Founding of the Alpine Club
Mathews had corresponded with F. J. A. Hort about the idea of founding a national mountaineering club in February 1857 and took the idea up with E. S. Kennedy on an ascent of the Finsteraarhorn on 13 August 1857 (the fifth ascent of the mountain and the first British ascent). Ad-hoc meetings at Mathews's house near Birmingham proceeded during November, and the meeting at which the Alpine Club was founded took place on 22 December 1857 at Ashley's Hotel in London, chaired by Kennedy.
Mathews was the fifth President of the Alpine Club, serving from 1868–1871.
- Grande Casse with guides Michel Croz and E. Favre on 8 August 1860
- Castor with F. W. Jacomb and Michel Croz on 23 August 1861
- Monte Viso with F. W. Jacomb and Michel Croz on 30 August 1861
- Grandes Rousses with Thomas George Bonney, and Michel Croz with his brother Jean-Baptiste Croz in 1863
- 'Mechanical properties of ice, and their relation to glacier motion', by William Mathews, President of the Alpine Club, in Nature, 24 March 1870
- The Flora of Algeria: considered in relation to the physical history of the Mediterranean region and supposed submergence of the Sahara (London: Edward Stanford, 1880)
- Finsteraarhorn at stnet.ch (accessed 7 January 2008): On this ascent Mathews and Kennedy were accompanied by J. C. W. Ellis, John Frederick Hardy, Benjamin St John Attwood-Mathews, and by four guides, Auguste Simond and Jean Baptiste Croz, of Chamonix, Johann Jaun the Elder, of Meiringen, Aloys Bortis, of Fiesch, and by one porter, Alexander Guntern.
- Claire Engel, Mountaineering in the Alps, London: George Allen and Unwin, 1971, p. 112. Mathews and Kennedy approached John Ruskin to become a member, but he declined. p. 113.

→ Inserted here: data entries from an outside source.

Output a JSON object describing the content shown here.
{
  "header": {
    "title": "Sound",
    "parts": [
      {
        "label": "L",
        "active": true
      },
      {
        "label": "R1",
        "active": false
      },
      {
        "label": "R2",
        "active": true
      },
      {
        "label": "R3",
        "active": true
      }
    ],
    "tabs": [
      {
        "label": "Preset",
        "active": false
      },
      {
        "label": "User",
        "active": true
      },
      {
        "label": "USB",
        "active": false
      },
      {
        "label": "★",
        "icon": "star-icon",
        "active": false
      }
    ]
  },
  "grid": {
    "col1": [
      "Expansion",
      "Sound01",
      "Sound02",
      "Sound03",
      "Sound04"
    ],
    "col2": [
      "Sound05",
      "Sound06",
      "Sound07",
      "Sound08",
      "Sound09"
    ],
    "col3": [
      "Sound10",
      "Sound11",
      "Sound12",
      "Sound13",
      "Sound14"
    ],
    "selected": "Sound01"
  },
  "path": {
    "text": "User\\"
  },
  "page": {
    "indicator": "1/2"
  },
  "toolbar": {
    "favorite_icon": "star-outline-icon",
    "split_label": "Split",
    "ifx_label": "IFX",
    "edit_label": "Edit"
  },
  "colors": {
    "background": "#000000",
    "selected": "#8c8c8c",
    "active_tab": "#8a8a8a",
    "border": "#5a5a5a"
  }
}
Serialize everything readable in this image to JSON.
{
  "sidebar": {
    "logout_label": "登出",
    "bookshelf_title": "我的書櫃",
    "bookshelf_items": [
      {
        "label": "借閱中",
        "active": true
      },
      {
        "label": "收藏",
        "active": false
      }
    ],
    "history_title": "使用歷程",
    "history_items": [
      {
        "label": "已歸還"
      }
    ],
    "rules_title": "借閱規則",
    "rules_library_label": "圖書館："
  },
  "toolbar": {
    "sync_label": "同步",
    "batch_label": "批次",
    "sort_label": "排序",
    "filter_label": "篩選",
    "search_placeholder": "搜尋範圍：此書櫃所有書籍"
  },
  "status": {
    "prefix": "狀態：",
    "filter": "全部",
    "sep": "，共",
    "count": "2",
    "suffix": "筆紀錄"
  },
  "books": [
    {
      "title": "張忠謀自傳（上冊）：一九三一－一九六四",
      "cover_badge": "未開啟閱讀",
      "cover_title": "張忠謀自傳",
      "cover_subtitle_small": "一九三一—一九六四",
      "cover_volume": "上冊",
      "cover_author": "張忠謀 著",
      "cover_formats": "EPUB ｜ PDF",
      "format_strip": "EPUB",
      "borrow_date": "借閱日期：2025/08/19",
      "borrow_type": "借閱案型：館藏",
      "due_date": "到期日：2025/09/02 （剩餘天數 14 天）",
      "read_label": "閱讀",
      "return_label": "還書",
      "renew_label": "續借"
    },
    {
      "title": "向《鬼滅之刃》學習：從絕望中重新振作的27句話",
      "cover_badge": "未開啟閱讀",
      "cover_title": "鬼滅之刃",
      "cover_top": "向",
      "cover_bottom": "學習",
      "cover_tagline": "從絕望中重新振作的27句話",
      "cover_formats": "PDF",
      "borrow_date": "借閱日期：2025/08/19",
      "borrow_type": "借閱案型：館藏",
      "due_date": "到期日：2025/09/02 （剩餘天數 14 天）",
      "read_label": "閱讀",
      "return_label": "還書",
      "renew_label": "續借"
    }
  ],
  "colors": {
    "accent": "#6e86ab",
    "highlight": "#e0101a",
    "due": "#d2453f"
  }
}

- History of Science and Technology at wisc.edu (accessed 8 January 2008)
- "Author Query for 'Mathews'". International Plant Names Index.